[Saved data entries]
========================

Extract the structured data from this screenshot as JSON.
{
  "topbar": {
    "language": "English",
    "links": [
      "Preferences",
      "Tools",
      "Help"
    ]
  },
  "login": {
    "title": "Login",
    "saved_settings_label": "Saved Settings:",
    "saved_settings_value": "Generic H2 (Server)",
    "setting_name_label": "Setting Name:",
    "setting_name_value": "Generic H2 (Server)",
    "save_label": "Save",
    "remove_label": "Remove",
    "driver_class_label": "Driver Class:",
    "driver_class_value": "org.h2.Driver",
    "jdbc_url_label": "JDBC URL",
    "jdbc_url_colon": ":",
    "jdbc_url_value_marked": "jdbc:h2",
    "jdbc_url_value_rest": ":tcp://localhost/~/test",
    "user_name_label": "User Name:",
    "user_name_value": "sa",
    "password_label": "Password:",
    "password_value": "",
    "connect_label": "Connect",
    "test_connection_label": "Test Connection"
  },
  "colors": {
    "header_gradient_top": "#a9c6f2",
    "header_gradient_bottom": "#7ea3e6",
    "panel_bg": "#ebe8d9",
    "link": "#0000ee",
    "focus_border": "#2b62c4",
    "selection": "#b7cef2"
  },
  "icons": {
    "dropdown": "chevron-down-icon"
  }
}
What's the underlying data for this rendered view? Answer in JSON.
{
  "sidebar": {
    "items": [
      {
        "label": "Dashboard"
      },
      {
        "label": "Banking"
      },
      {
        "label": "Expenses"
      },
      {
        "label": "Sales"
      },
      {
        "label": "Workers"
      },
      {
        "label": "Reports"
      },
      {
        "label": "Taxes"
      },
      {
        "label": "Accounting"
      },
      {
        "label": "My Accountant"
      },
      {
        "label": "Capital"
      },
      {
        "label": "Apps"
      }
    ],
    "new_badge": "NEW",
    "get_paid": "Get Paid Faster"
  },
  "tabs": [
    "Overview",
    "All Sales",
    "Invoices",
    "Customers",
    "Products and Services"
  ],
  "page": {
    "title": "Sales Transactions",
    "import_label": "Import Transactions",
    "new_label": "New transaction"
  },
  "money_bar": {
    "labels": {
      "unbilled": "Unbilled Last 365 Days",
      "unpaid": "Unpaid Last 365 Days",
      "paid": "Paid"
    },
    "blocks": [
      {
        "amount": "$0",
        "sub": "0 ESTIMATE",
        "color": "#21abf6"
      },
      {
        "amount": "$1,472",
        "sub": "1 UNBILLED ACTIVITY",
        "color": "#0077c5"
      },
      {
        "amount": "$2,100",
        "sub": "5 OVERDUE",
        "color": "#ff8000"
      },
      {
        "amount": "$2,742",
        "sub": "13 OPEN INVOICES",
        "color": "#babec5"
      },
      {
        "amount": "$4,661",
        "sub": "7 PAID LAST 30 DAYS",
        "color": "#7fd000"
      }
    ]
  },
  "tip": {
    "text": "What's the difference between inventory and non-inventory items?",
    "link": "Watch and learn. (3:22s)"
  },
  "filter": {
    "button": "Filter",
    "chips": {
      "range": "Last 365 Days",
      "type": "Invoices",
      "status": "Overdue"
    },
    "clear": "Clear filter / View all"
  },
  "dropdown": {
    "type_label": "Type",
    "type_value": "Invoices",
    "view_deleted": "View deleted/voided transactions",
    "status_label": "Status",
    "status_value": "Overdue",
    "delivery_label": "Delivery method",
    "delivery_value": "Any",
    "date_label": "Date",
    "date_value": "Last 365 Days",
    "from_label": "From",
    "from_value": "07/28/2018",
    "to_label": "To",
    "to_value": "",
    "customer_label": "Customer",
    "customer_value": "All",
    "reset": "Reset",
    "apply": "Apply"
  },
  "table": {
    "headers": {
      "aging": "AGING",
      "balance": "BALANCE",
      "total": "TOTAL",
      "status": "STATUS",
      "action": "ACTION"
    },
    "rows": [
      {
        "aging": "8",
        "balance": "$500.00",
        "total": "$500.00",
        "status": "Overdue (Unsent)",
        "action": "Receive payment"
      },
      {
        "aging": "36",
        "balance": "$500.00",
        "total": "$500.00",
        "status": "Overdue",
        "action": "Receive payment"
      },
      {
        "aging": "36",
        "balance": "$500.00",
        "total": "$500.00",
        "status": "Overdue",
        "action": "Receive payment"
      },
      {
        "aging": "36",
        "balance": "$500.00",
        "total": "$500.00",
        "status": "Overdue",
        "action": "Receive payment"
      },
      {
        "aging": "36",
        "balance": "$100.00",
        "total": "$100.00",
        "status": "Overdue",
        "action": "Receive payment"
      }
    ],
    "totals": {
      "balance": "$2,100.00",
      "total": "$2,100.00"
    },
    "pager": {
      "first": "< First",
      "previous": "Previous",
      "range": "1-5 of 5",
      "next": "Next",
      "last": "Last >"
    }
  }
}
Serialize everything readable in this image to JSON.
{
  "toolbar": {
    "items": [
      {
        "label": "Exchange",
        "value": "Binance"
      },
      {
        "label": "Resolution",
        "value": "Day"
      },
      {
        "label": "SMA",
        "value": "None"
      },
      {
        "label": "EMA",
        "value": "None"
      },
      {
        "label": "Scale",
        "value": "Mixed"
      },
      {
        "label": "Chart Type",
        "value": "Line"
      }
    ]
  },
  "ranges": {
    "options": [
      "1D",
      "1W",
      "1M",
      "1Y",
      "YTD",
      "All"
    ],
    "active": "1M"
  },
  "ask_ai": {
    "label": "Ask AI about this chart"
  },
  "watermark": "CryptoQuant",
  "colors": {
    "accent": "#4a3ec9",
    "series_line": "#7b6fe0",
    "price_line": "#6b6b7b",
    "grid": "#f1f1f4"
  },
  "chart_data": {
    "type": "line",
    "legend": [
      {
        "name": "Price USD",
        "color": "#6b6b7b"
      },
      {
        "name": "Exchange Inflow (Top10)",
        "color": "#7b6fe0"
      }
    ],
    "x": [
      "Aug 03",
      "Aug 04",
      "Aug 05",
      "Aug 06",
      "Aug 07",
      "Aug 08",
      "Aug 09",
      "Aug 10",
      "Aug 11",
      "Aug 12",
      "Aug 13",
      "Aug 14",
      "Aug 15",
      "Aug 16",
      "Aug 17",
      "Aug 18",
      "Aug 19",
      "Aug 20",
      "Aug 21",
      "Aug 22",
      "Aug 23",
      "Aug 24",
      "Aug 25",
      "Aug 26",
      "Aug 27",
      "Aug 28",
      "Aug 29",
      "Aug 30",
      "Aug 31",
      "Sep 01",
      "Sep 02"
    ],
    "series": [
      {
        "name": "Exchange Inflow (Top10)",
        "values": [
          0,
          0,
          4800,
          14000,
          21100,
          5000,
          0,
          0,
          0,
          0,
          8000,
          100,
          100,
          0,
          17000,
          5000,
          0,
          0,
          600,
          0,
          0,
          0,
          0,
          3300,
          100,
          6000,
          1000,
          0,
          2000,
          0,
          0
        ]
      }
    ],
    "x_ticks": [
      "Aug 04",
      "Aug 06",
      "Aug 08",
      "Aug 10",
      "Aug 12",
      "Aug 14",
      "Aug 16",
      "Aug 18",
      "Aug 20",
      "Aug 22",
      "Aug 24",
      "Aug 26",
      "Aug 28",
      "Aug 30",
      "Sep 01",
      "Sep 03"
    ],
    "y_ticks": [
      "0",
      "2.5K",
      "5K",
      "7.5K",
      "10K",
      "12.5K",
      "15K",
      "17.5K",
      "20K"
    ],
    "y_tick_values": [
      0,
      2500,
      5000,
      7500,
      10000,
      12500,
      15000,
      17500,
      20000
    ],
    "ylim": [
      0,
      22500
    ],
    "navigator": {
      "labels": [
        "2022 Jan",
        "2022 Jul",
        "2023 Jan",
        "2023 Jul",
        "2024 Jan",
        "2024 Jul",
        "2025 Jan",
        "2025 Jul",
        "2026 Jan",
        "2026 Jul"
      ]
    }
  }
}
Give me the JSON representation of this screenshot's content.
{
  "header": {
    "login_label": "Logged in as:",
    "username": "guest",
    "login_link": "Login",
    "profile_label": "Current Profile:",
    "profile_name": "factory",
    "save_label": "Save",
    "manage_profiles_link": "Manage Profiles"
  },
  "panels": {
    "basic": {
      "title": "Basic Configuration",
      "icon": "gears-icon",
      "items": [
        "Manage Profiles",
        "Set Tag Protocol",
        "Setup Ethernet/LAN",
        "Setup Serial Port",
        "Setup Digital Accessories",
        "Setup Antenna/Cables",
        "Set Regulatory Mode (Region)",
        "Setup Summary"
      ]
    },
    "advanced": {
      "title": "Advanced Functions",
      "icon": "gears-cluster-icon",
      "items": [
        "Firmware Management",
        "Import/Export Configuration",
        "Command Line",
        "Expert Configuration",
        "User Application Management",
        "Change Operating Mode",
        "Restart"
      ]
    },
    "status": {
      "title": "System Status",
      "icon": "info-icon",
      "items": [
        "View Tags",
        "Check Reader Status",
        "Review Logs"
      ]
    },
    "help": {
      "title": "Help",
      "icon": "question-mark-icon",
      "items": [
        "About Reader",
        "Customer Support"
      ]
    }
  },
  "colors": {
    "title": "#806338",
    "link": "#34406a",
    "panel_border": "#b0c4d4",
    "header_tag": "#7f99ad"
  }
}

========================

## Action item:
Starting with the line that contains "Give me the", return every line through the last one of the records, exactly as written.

## Exercise result:
Give me the JSON representation of this screenshot's content.
{
  "header": {
    "login_label": "Logged in as:",
    "username": "guest",
    "login_link": "Login",
    "profile_label": "Current Profile:",
    "profile_name": "factory",
    "save_label": "Save",
    "manage_profiles_link": "Manage Profiles"
  },
  "panels": {
    "basic": {
      "title": "Basic Configuration",
      "icon": "gears-icon",
      "items": [
        "Manage Profiles",
        "Set Tag Protocol",
        "Setup Ethernet/LAN",
        "Setup Serial Port",
        "Setup Digital Accessories",
        "Setup Antenna/Cables",
        "Set Regulatory Mode (Region)",
        "Setup Summary"
      ]
    },
    "advanced": {
      "title": "Advanced Functions",
      "icon": "gears-cluster-icon",
      "items": [
        "Firmware Management",
        "Import/Export Configuration",
        "Command Line",
        "Expert Configuration",
        "User Application Management",
        "Change Operating Mode",
        "Restart"
      ]
    },
    "status": {
      "title": "System Status",
      "icon": "info-icon",
      "items": [
        "View Tags",
        "Check Reader Status",
        "Review Logs"
      ]
    },
    "help": {
      "title": "Help",
      "icon": "question-mark-icon",
      "items": [
        "About Reader",
        "Customer Support"
      ]
    }
  },
  "colors": {
    "title": "#806338",
    "link": "#34406a",
    "panel_border": "#b0c4d4",
    "header_tag": "#7f99ad"
  }
}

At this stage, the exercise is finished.